## Entries shown
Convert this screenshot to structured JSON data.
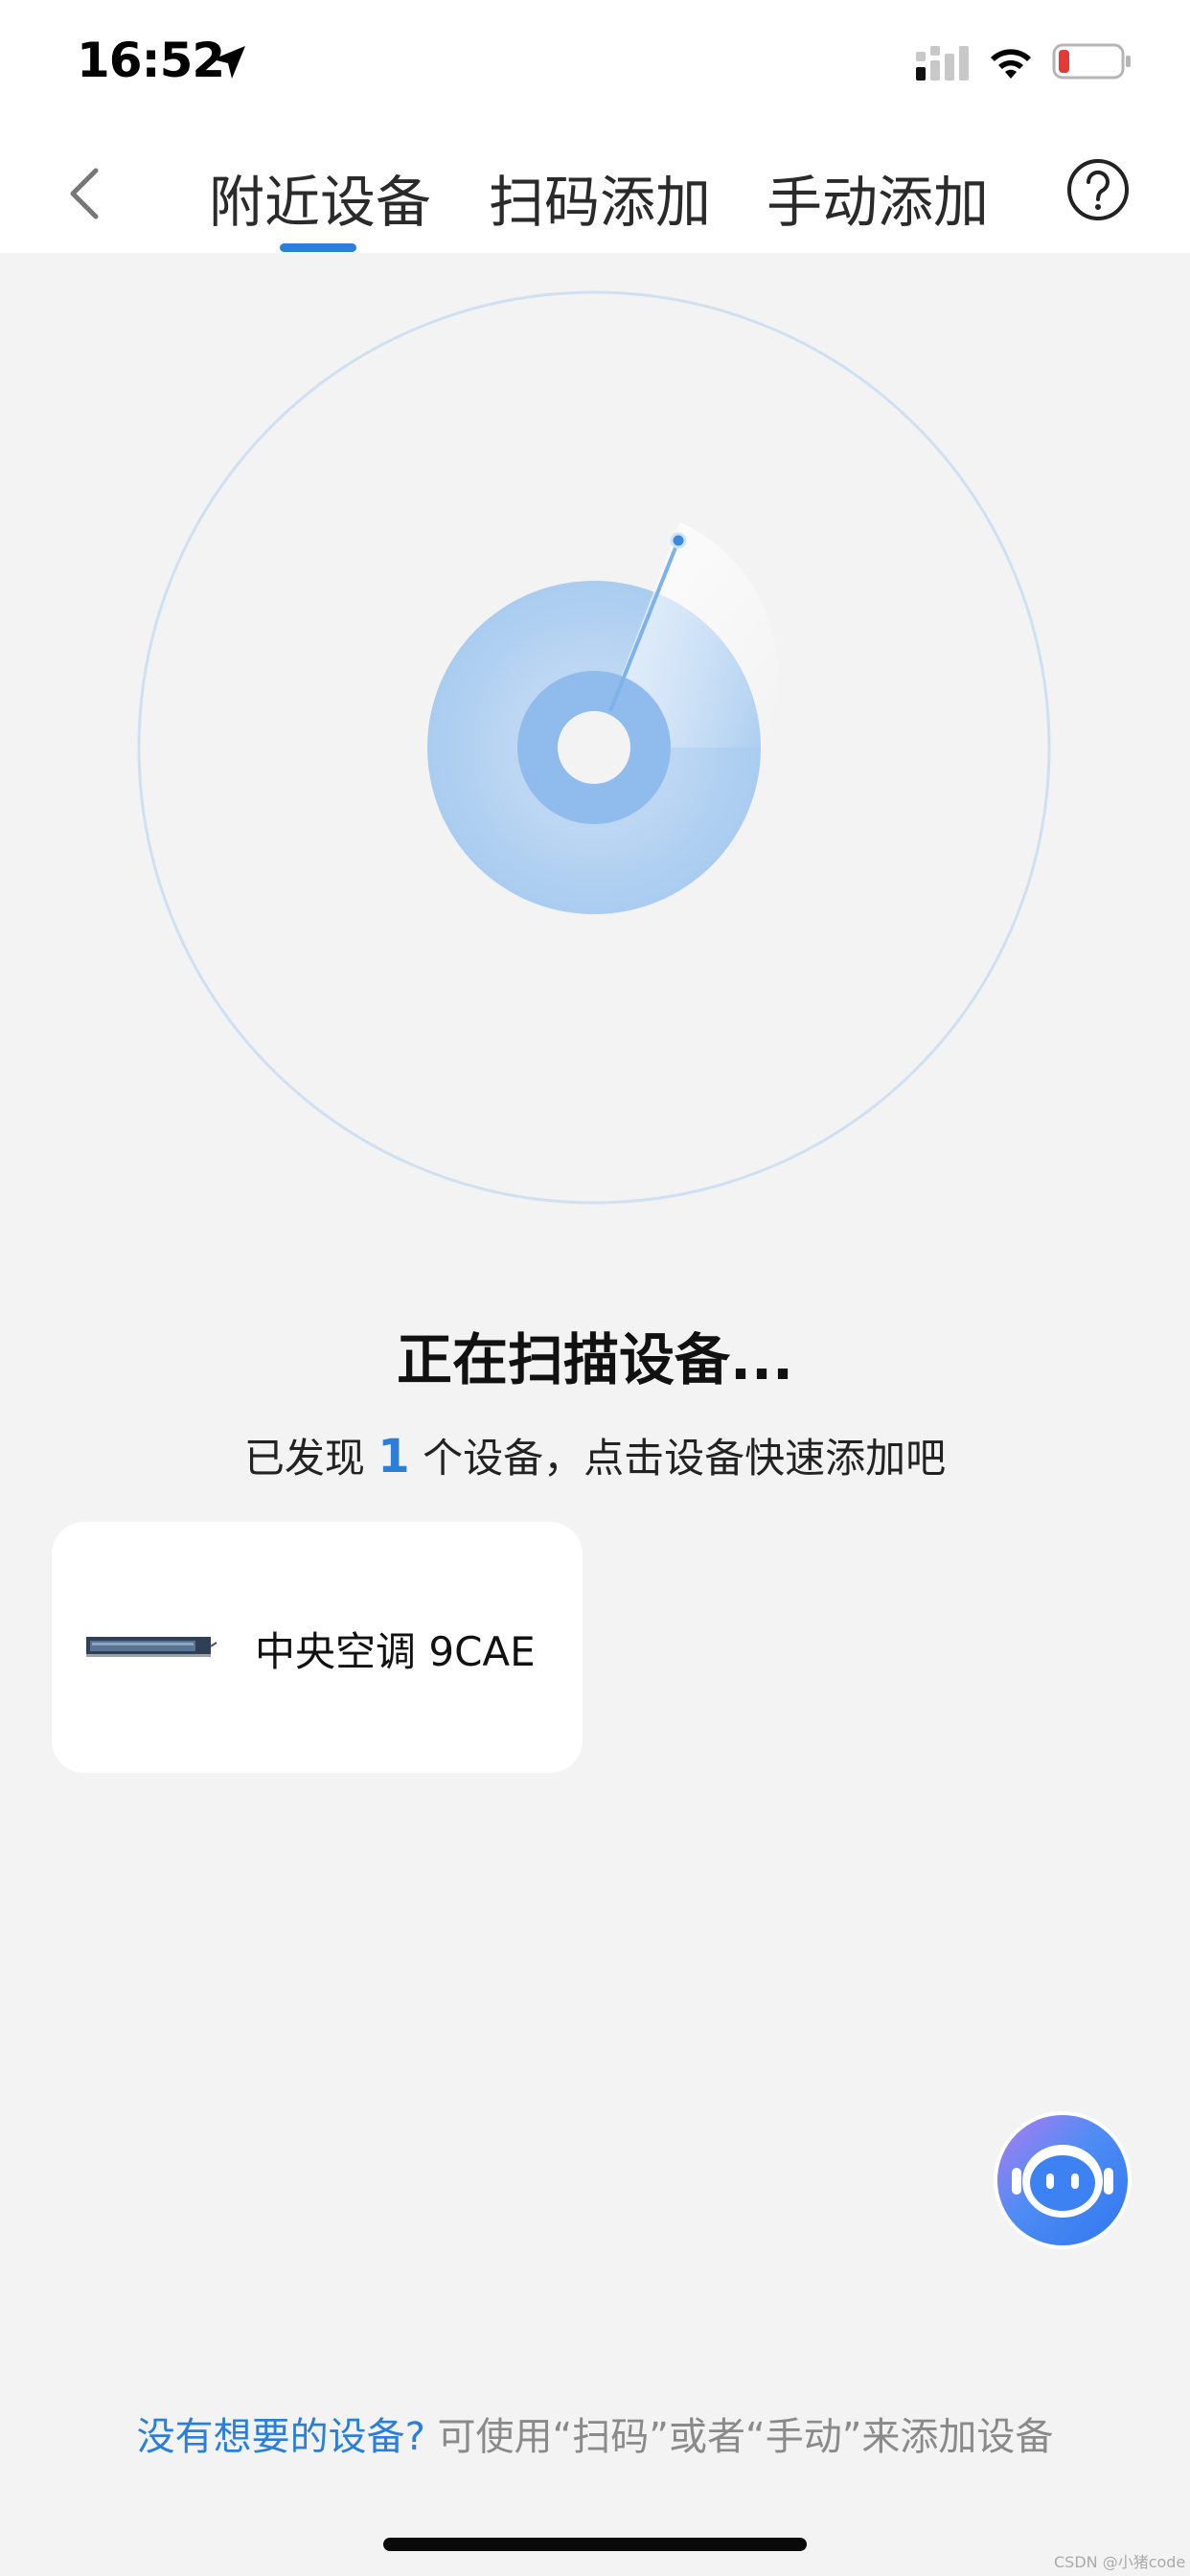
{
  "status_bar": {
    "time": "16:52",
    "battery_color": "#e53935"
  },
  "nav": {
    "tabs": [
      {
        "label": "附近设备",
        "active": true
      },
      {
        "label": "扫码添加",
        "active": false
      },
      {
        "label": "手动添加",
        "active": false
      }
    ],
    "accent_color": "#2b7fd9"
  },
  "scan": {
    "title": "正在扫描设备...",
    "found_prefix": "已发现",
    "found_count": "1",
    "found_suffix": "个设备，点击设备快速添加吧"
  },
  "devices": [
    {
      "name": "中央空调 9CAE",
      "icon": "central-ac-unit-icon"
    }
  ],
  "footer": {
    "link_text": "没有想要的设备?",
    "rest_text": "可使用“扫码”或者“手动”来添加设备"
  },
  "watermark": "CSDN @小猪code"
}
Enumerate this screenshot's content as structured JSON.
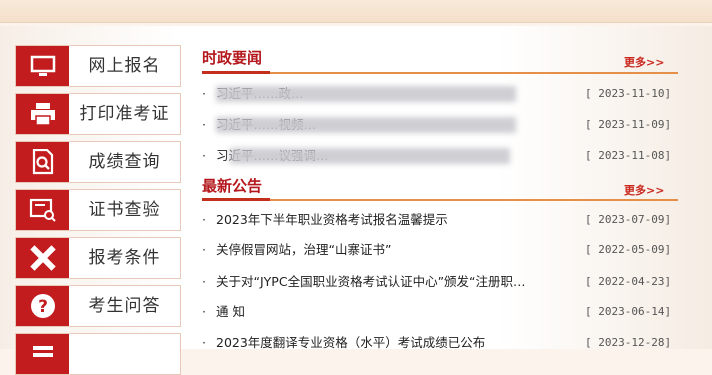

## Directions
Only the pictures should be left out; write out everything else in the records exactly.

## Result of the exercise
Convert this screenshot to structured JSON data.
{
  "status_bar": {
    "time": "16:52",
    "battery_color": "#e53935"
  },
  "nav": {
    "tabs": [
      {
        "label": "附近设备",
        "active": true
      },
      {
        "label": "扫码添加",
        "active": false
      },
      {
        "label": "手动添加",
        "active": false
      }
    ],
    "accent_color": "#2b7fd9"
  },
  "scan": {
    "title": "正在扫描设备...",
    "found_prefix": "已发现",
    "found_count": "1",
    "found_suffix": "个设备，点击设备快速添加吧"
  },
  "devices": [
    {
      "name": "中央空调 9CAE",
      "icon": "central-ac-unit-icon"
    }
  ],
  "footer": {
    "link_text": "没有想要的设备?",
    "rest_text": "可使用“扫码”或者“手动”来添加设备"
  },
  "watermark": "CSDN @小猪code"
}
Enumerate this screenshot's content as structured JSON.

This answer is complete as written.